  3. Avoid feeding your puppy vitamin or mineral supplements. When utilized incorrectly they can and will do far more harm than good. 
  4. Consult with your veterinarian before making any major change to your puppy’s diet. Then stick with whichever formula and feeding plan they recommend, as sudden changes in food may cause digestion problems. 
  5. Small portions of carrot or apple chunks are healthful low-calorie snacks that most dogs love. 
  6. Always keep fresh water available. Wash the water bowl daily to avoid a buildup of bacteria.  

FAQ 

What is the best food for my puppy? The best dog food for your puppy will contain the healthy proteins, fats, fruits, and vegetables that they need to sustain a healthy lifestyle.

High-quality puppy food products contain zero filler or animal byproducts, so you can be sure your puppy is eating nothing but what its body needs to remain healthy.

Can puppies be overfed? Yes. It takes time for a puppy to learn when to stop eating. A puppy’s digestive system is very delicate. Therefore, puppies who overeat will typically vomit to relieve the pressure on their distended stomachs. 

Assuming your puppy manages to keep their food down, they will almost certainly experience diarrhea shortly after.

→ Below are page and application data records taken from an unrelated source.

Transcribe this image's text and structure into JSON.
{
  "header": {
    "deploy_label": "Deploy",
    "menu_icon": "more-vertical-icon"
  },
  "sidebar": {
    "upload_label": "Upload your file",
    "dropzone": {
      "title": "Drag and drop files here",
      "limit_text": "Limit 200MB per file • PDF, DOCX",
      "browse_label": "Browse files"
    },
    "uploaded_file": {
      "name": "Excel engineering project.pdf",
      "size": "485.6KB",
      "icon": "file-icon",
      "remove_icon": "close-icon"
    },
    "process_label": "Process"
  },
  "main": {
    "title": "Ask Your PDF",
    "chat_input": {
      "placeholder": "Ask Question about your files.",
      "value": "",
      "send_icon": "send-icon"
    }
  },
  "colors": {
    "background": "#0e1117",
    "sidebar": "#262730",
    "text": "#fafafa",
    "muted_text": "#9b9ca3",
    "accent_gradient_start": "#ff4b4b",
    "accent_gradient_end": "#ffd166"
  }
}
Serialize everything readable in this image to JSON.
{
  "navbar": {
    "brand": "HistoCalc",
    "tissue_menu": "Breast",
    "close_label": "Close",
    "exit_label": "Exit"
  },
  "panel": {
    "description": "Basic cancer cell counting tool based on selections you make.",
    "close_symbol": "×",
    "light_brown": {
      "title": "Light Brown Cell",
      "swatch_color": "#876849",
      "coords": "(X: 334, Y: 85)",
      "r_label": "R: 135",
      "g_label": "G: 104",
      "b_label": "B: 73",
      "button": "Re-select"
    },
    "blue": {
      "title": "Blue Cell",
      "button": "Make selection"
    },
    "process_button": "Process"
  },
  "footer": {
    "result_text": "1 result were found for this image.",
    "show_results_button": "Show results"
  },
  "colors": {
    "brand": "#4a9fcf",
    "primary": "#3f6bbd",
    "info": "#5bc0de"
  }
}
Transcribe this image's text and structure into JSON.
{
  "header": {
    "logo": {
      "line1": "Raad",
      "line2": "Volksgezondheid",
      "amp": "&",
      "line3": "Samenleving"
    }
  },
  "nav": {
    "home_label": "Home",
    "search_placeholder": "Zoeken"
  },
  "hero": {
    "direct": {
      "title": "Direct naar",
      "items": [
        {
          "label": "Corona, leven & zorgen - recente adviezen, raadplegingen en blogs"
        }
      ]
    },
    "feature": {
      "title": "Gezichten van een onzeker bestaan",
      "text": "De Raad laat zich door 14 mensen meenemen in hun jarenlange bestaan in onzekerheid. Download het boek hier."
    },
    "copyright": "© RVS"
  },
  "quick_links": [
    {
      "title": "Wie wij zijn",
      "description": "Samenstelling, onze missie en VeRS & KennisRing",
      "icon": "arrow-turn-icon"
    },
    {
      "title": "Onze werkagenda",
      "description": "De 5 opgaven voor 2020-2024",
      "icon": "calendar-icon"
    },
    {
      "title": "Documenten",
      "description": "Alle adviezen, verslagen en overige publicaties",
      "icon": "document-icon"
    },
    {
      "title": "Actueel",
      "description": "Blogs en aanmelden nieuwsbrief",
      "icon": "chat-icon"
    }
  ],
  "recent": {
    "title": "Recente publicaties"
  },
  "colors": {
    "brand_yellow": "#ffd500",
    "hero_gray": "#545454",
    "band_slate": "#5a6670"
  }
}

Chronic overeating can result in chronic diarrhea that can last for weeks, even months.  

Excessive calories from overfeeding me may lead to weight gain, which is detrimental to your puppy’s healthy development. If you can’t feel your puppy’s ribs under your fingers, they are too heavy. Before you put your limit your puppy’s diet, we recommend consulting your vet on how to safely cut back their caloric intake. 

To avoid this unpleasant issue, we recommend instill a feeding schedule. Feeding your puppy moistened dry puppy food, 3 to 5 times per day for no longer than 10 minutes per feeding.   

After 10 minutes remove their food even if they haven’t finished, though 10 minutes should provide enough time for your puppy to consume the entire meal.  

What are the best times to feed a puppy? The best times to feed your puppy are at 7 a.m., noontime for lunch, and 5 p.m. for dinner. The last meal should always be around 5 p.m. so that they have enough time to digest their food and go potty one last time before bedtime. 

How often should puppies drink water? Often. Puppies should always have access to fresh, clean water. If you notice your puppy’s water bowl is empty, you should fill it up right away. 

Is it OK to give a puppy regular dog food? It is very important to your puppy’s healthy development that it be feed a diet designed to meet its nutritional requirements. However, a meal or two of adult dog food can suffice if you find yourself in a bind. Though any new food may upset their stomach, a small amount of adult food shouldn’t hurt. 

What foods should be avoided? Puppies are carnivores who will never require corn, wheat or gluten in their diet. Owners should avoid dog foods that contain any ingredients derived from corn, wheat or gluten, and artificial ingredients such as: 

  • White Flour 
  • MSG 
  • Gluten 
  • Corn Syrup 
  • Rendered Fat 
  • Vegetable Oil 
  • Animal By-Products 
  • Brewers Rice 
  • Corn 
  • Animal Digest 

Your puppy is unlikely to turn down a snack, so owners should avoid feeding their puppy “human food” and completely avoid foods that contain: 

  • Chocolate & Dairy 
  • Onions  
  • Garlic 
  • Caffeine
  • Grapes 
  • Nuts  
  • Pitted Fruit 
  • Salt
  • Yeast
  • Soy 

Final Thoughts  

One of the most significant decisions you can make for your puppy is determining what it will eat. By feeding your puppy a nutritious diet on a regular basis you ensure it receives the vitamins and minerals it needs to grow into a healthy, happy adult dog.  

So long as you’re willing to consult with your veterinarian and commit to feeding your puppy only the highest-quality puppy food, then chances are high your puppy will enjoy an excellent quality of life. 

Your entire household should be dedicated to your puppy’s feeding regimen. Your puppy will find it and exploit any possible handouts, thereby reversing all of the good you are trying to do. Keeping a puppy healthy and on its feeding schedule takes a conscious effort from everyone in the household.